CAM: I think pain and darkness are necessary side effects of whimsy. Two sides of the same coin, as they say. In order to live a whimsical sort of life, you’ve got to make a lot of sacrifices. I’ve lost friends to my adventures. I have family members who say horrible things about me behind my back because I’m the kind of guy who disappears to work for a summer and write a book in Alaska, instead of settling down, getting a boring desk job, etc. And no adventure ever turns out to be exactly how you want it to be. You go out looking for some wild, funny thing, and you end up nearly getting mugged in London, or sleeping on the street in Bellingham, Washington (both things that have happened to me.) It’s a theme I’ve explored a lot, and on a lot of different projects, because it always seems to have its way in the real world. Some sort of bizarre karma balancing effect. I like to think I’m good at seeing the humor in that pain though. Like, yeah, I got into this shitty place because I thought it was a good idea to run off to (insert place here.) Whimsy and despair are the cause and effect of my life. And yes, it’s worth it.
AEU: Now that you’ve finished this book, how do you see it fitting into your life? Do you plan on starting any new projects soon?
CAM: Well, I do intend on touring with a lot of this material, doing bizarre and unconventional sorts of readings at strangers’ house parties and street corners. As for the themes, I mean, I certainly learned a lot in Alaska, but I can’t say just yet where I might go with those lessons. As for new projects, I’m planning on writing a similar book during my tour, with the working title Velociraptor Cockfighting, with one poem or story written in every town I visit. I’m also working on a new novel, called How To Cook Like a Single, White, American Man: My Life With Fido or Spot. It’s about a man and his Shih Tzu as they struggle together through bachelorhood. It’s got characters with names like The Eponymous Man, That Mormon Psychiatrist, Archibald the Talking Pancreas, and Mellon Collie Smashing Pumpkins Dog. And of course Fido or Spot, one character with no particular name at all. It’ll explore some of the same themes as Klondike Oddjobs, along with the hypocrisy of Puritanical values, relationships, and growing up. And hopefully, it’ll be funny.
AEU: One last question. You have an interesting dedication page in your book. It reads: “THIS BOOK IS DEDICATED TO EITAN MORSE. Look at me now, asshole.” Can I ask, who is Eitan Morse?
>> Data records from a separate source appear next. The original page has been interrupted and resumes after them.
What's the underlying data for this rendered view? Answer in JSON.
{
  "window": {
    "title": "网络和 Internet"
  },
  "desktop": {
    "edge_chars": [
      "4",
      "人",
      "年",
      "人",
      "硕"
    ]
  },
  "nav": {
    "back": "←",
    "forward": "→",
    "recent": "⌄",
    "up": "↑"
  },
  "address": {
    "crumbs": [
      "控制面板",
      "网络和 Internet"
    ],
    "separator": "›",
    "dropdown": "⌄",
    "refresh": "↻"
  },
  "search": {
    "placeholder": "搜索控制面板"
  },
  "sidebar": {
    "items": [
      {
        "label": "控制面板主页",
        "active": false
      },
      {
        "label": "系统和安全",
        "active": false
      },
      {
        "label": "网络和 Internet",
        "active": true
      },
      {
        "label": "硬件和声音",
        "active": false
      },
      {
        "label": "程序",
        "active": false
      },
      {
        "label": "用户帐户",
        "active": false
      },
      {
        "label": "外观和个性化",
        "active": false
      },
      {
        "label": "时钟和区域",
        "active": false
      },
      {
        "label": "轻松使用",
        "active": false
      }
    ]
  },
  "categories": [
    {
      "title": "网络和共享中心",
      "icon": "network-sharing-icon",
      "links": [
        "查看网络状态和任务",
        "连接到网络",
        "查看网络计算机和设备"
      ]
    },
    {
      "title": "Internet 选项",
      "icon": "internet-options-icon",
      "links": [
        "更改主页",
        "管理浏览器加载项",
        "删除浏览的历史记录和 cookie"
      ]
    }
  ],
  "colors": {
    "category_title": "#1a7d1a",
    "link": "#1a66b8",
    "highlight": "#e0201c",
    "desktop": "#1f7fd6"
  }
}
CAM: Eitan Morse was my boss at the first job I had in Skagway (which lasted about a month.) We didn’t exactly get along. He was an Israeli military officer and I was that pot smoking slacker who only showed up when it was absolutely necessary. Something was just not right between us from the start. One day, me and a friend who was technically 20, just about a month before his 21st birthday, were walking away from the liquor store with huge black bags filled to the brim and Eitan just happened to drive by. Let’s just say he wasn’t happy. I already knew he didn’t like me and there were rumors going around that the company had hired too many people for the summer and was getting ready to lay people off, so on my next work day, I climbed a mountain and screamed “fuck you, Eitan” from the top. It was liberating, and thankfully, it was easy to find a new job with a boss who wound up being like a family member to me. Alaska is full of drama. Even if some of it is self-inflicted.
is the sweetest lady